In an alternative embodiment, the second computing device 70 is configured to have a second memory (not shown), which is further configured to store the computer program (not shown) and the RFID validator object 72. The method would follow that as described above, with the additional steps of the processor 18 transmitting and receiving data from the external computer program via the network 64.

All trademarks identified herein are the property of their respective owners. Reference to the trademark owners is made solely for purposes of identifying the source of various products or services offered by such owners, and is in no way intended to trade upon or dilute good will associated with the owners or their marks.

Patent Citations
Cited PatentFiling datePublication dateApplicantTitle
US6763996 *Sep 18, 2001Jul 20, 2004Motorola, Inc.Method of communication in a radio frequency identification system
US7114654 *Apr 15, 2004Oct 3, 2006PrintronixRFID encoder and verifier
US7190257 *Jun 24, 2004Mar 13, 2007Intermec Ip Corp.Data encoding in radio frequency identification transponders
US7278571 *Nov 5, 2003Oct 9, 2007Sensitech Inc.Methods and apparatus for communicating condition information associated with an item
US20040149826Jun 20, 2003Aug 5, 2004Zih Corp.XML system

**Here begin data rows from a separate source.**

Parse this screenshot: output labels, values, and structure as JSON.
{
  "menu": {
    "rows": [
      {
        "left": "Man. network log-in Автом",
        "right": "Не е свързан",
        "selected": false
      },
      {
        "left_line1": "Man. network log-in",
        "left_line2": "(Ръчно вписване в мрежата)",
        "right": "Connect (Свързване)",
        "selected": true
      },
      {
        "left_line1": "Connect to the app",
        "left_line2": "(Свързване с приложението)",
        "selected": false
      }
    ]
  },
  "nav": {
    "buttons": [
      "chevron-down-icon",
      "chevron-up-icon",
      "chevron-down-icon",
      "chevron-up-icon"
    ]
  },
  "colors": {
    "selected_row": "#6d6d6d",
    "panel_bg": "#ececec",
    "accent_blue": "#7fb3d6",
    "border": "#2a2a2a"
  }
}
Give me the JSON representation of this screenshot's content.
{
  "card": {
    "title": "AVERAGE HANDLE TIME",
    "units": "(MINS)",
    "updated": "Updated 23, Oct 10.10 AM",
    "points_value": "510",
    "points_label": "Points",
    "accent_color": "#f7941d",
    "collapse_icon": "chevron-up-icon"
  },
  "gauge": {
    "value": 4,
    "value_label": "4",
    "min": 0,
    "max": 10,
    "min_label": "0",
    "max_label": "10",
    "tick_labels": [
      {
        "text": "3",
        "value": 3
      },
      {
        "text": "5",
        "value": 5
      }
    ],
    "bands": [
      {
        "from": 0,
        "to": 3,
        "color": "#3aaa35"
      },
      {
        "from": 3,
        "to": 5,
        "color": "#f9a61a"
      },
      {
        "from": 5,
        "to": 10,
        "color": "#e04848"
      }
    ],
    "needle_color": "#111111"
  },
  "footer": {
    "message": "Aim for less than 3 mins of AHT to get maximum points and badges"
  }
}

US20040179547 *Mar 11, 2003Sep 16, 2004Stephen KuffnerMethod and apparatus for adaptive processing gain for multiple source devices in a communications system
US20050092825 *Nov 4, 2004May 5, 2005Captech Ventures, Inc.System and method for RFID system integration
US20050269407 *Apr 26, 2005Dec 8, 2005Precision Dynamics CorporationRfid reader/writer device
US20070131769 *Feb 9, 2007Jun 14, 2007Brother Kogyo Kabushiki KaishaLabel Producing Apparatus
EP1587019A2Apr 12, 2005Oct 19, 2005Printronix, Inc.RFID encoder and verifier
Non-Patent Citations
Reference
1Ed Hess, "RFID Printers Ready to Support Gen 2," Integrated Solutions, Jun. 2005, pp. 1-2, http://www.integratedsolutionsmag.com/Articles/2005-06/050610.htm.
2International Search Report, Mar. 16, 2007.
3Monarch Products & Services, "The Monarch(R) 9855(TM) RFID Printer/Encoder," http://www.paxar.com/products/barcodeRFID/documents/Monarch-9855-RFMP-Printer.pdf, 2005.
4Paxar Monarch, "RFID Printers," http://www.paxar.com/products/barcodeRFID/RFID.html.
5Raco Industries, "Printronix SmartLine SL5000r RFID Smart Label Printers," pp. 1-5, http://www.racoindustries.com/printrsl5000r.htm.
Referenced by
Citing PatentFiling datePublication dateApplicantTitle
US8006904 *May 5, 2009Aug 30, 2011Datalogic Scanning, Inc.Operation monitoring and enhanced host communications in systems employing electronic article surveillance and RFID tags
US8042731 *Feb 13, 2009Oct 25, 2011United Parcel Service Of America, Inc.Systems and methods for validating RFID tag data prior to writing into RFID tag
Classifications
U.S. Classification235/375, 235/492
International ClassificationG06F17/00
Cooperative ClassificationG06K17/00, G06K2017/0041
European ClassificationG06K17/00
Legal Events
DateCodeEventDescription
Sep 5, 2012FPAYFee payment
Year of fee payment: 4
Dec 15, 2005ASAssignment
Owner name: UNITED PARCEL SERVICE OF AMERICA, INC., GEORGIA
Free format text: ASSIGNMENT OF ASSIGNORS INTEREST;ASSIGNORS:SKAISTIS, JEFFREY B.;GUZIK, CHRISTOPHER A.;DOYLE, MICHAEL S.;REEL/FRAME:017364/0330
Effective date: 20051215